She said the word ‘pink’ like it was some horrible disease… something so awful it almost shouldn’t be uttered. It seems each year there are children, for whatever reason, that haven’t had the gender stereotypes perpetuated by society smashed. Add one more hat to my ever expanding collection… Gender Stereotype Smasher.

“Michael likes pink? So do I!” I said loud enough for not only the entire class, but probably the one next door too.

“You do?” Rebecca whispered.

How could it be?

“Of course I do. Pink is a wonderful color… you do know colors aren’t only for girls or boys, don’t you?” I asked her.

She looked confused.

“Michael, why do you like pink?” I asked him.

“I just do, it’s a cool color,” he replied.

“Exactly, same here. Boys can like pink… and play at the dollhouse… and wear whatever they like in dress up…” I started.

“And girls can like blue and play at construction or with blocks and Lego’s,” finished Darlene. She had wondered over and wanted in on the stereotype smashing.

With Darlene and my quick and clear clarification, the conversation was over. We’ll definitely be talking about this more as a class very soon. Michael had a huge grin on his face and I felt a little better knowing I’d rid the world of a tiny injustice.


Christine said...

I hear that every year too in my classroom and I have a similar class conversation. Even my own son, when he was five, liked the color pink and the pink Power Ranger was his favorite!!!

Colleen said...

I had a similar conversation in my room about dress up. One of the boys wore a dress at daycare and the kids were laughing about it. I told them that dress up is for pretending and you can pretend to be anyone you want boy, girl or animal.
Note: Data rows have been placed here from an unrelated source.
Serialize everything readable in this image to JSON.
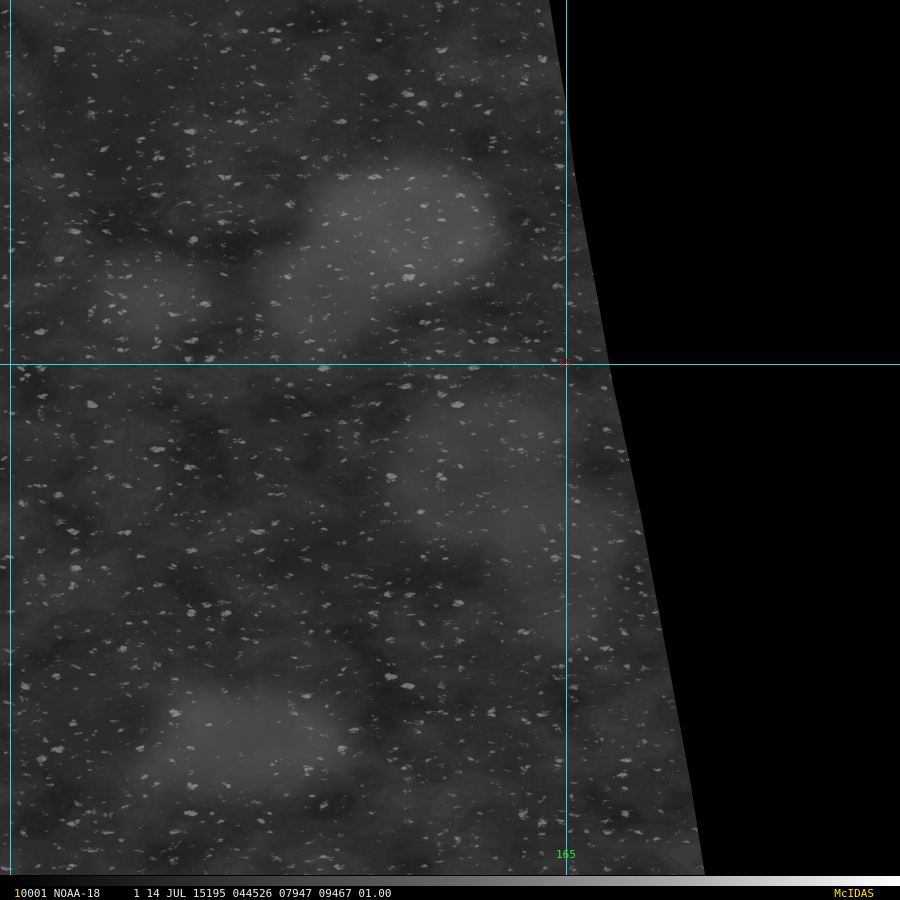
{
  "image": {
    "background_color": "#000000",
    "cloud_base_color": "#3a3a3a",
    "gridline_color": "#33d6e0",
    "latitude_label": {
      "text": "15",
      "color": "#b01818"
    },
    "longitude_label": {
      "text": "165",
      "color": "#33dd33"
    }
  },
  "status_bar": {
    "frame_number": "1",
    "frame_number_color": "#ffe000",
    "info_text": "0001 NOAA-18     1 14 JUL 15195 044526 07947 09467 01.00",
    "brand": "McIDAS",
    "brand_color": "#ffe000"
  }
}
I think my very matter-of-fact attitude was pretty convincing as at least serveral of them put on the "oh yeah" face! :)

deborah said...

Haha - I love how you didn't say it loud enough for the room next door to hear!

C E Edmonson said...

Love it. I have a Moster Truck obsessed, car-collecting, dirty, sweaty 5 yos with long hair who has two (older) sisters and attends a class where 13out of the 17 kids are girls. He also loves pink, flowers, shoes, and girls. Why? Because they're all pretty and he likes pretty things. And he not ashamed to tell anyone.

Dorothy Shapland said...

I've had this conversation every year, and my son is always my example. "Oh, my son Andrew loves pink, has long hair, wears earings..." He loves coming to school to visit and being grilled with the "do you REALLY like pink?!" questions. Teenagers are powerful that way.

Anonymous said...

I am pretty sure this makes you one of my heroes.

Jo said...

I've had to face this problem in my first-grade placement class, too. With older students, I'll occasionally wear a tie to school (I'm female) if someone needs to feel like they can belong even though they're what other people call "different." There's actually a book now that a friend just showed me -- http://www.myprincessboy.com/index.asp -- I'm not sure how much of an application it might have in the class, or if you'd even be able to use it (some schools do not want this sort of thing encouraged in their classrooms), but it's good to know it exists!

sandi said...

check out this youtube video - the power of pink


my k-kids are flashmobbing our school assembly with their big buddies just like in the clip